The below mentioned article provides short notes on Indian economy under dualism.
At present, the Indian economy is characterised by a dualistic economic structure where a modern economy is existing along-with a primitive traditional economy. Dualism is one of the important characteristics of an underdeveloped economy. Thus under dualism, two sectors, i.e., modern or advanced sector and traditional or backward sector exist and operate side by side.
Dualism may be broadly of two types, i.e., technological dualism and social dualism. Technological Dualism, as Benjamin Higgins mentions it in his book ‘Economic Development’, indicates the applications of different production functions in the advanced sector as well as in the traditional sector. Under this dualism, advanced sector is capital-intensive and backward sector is labour-intensive.
Again Social Dualism, as mentioned by J.H. Boeke in his book ‘Economies and Economic Policy of Dual Society’, indicates two different strata, i.e., upper strata and lower strata in the society. Boeke’s social dualism indicates presence and conflict of an alien social system with an indigenous social system of the country itself.
In India, social dualism and such consequent conflict is absent. But in Indian economic structure, technological dualism prevails. In this type of dualism, “productive employment opportunities are limited; not because of lack of effective demand, but because of resources and technological restraints in the two sectors.”

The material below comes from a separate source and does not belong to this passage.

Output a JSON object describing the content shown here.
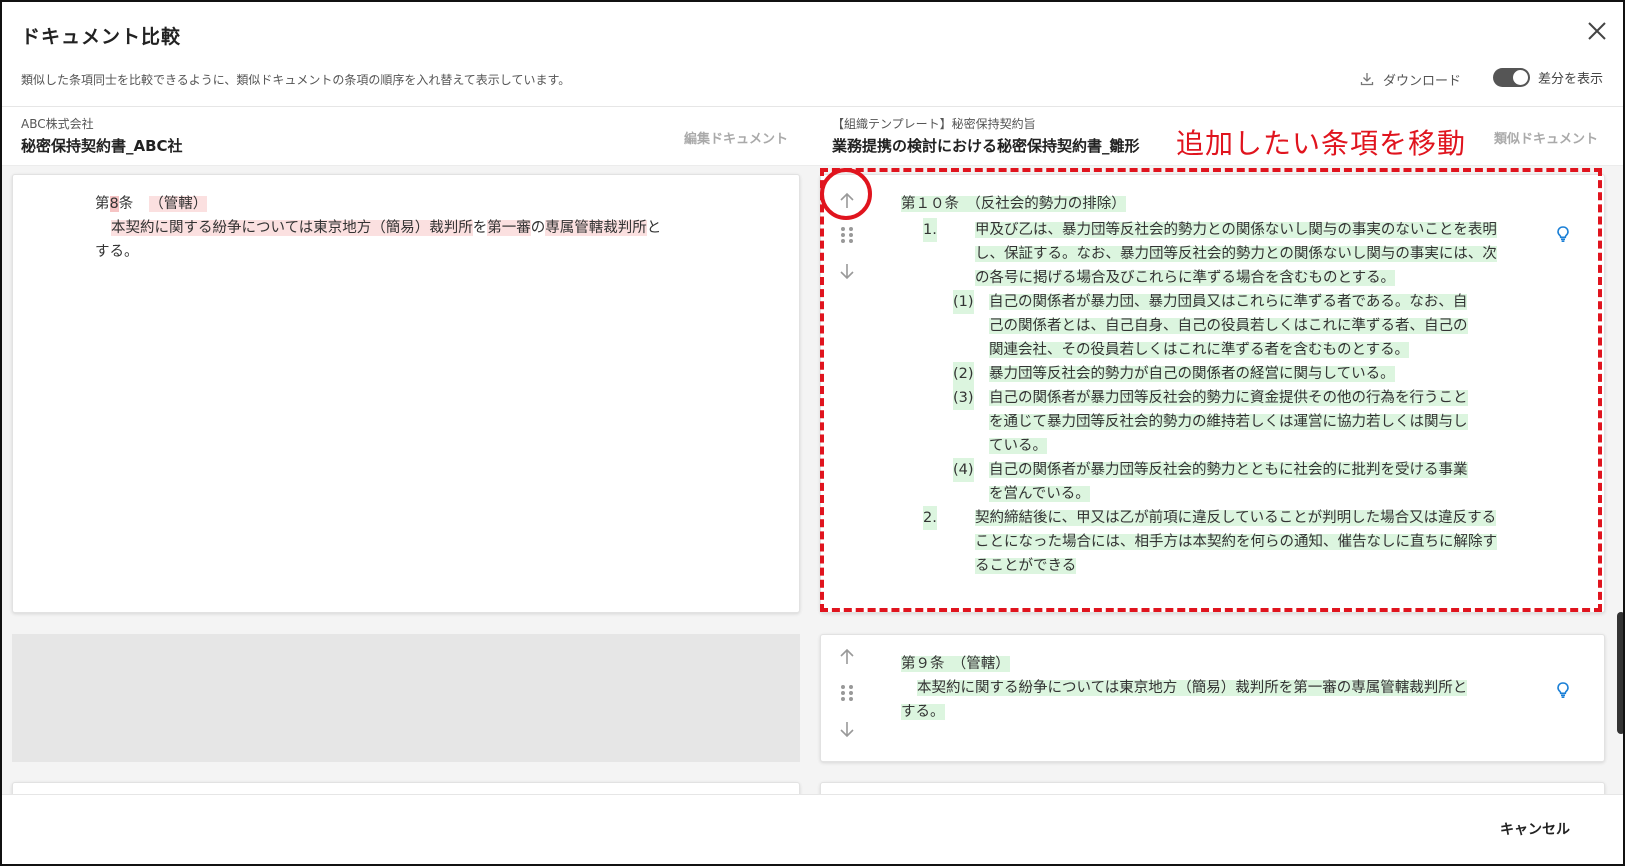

In a less developed country like India, the economy is represented by traditional rural sector characterised by peasant agriculture, small and cottage industries and handicrafts which are largely adopting labour-intensive techniques of production.
On the other hand, the economy is also supporting an advanced modern sector consisting of large-scale industries, like mining industries, iron and steel, plantations, power plants etc. which are characterised by fixed technical coefficients, lower degree of substitutability of factors and largely adopting capital-intensive techniques of production.
Again India is facing a peculiar situation where the country is facing population explosion resulting from increasing natural growth rate of population and slow growth of employment opportunities in the industrial sector due to its fixed technical coefficients.
Due to this low rate of absorption of labourers in the industrial sector, more and more labourers are being engaged in the agricultural sector due to its variable technical coefficients.
This increasing absorption of labour force in the agricultural sector has resulted in an increase in the ratio of labour to both land and capital. Moreover, the increasing absorption of labour has been resulting disguised unemployment in the agricultural sector. Due to this excess labour supply, labour productivity, levels of technology, pace of mechanisation remain low in agricultural sector.
Another peculiarity of technological dualism exists in the Indian labour market where an artificially high wage rates prevail among the organised industrial labourers due to increasing trade union activity and direct intervention by the government in the labour market. Simultaneously, the level of wages in the unorganised rural sector remained low.
Thus considering all these peculiarities, Indian economy can be considered as a dualistic economy.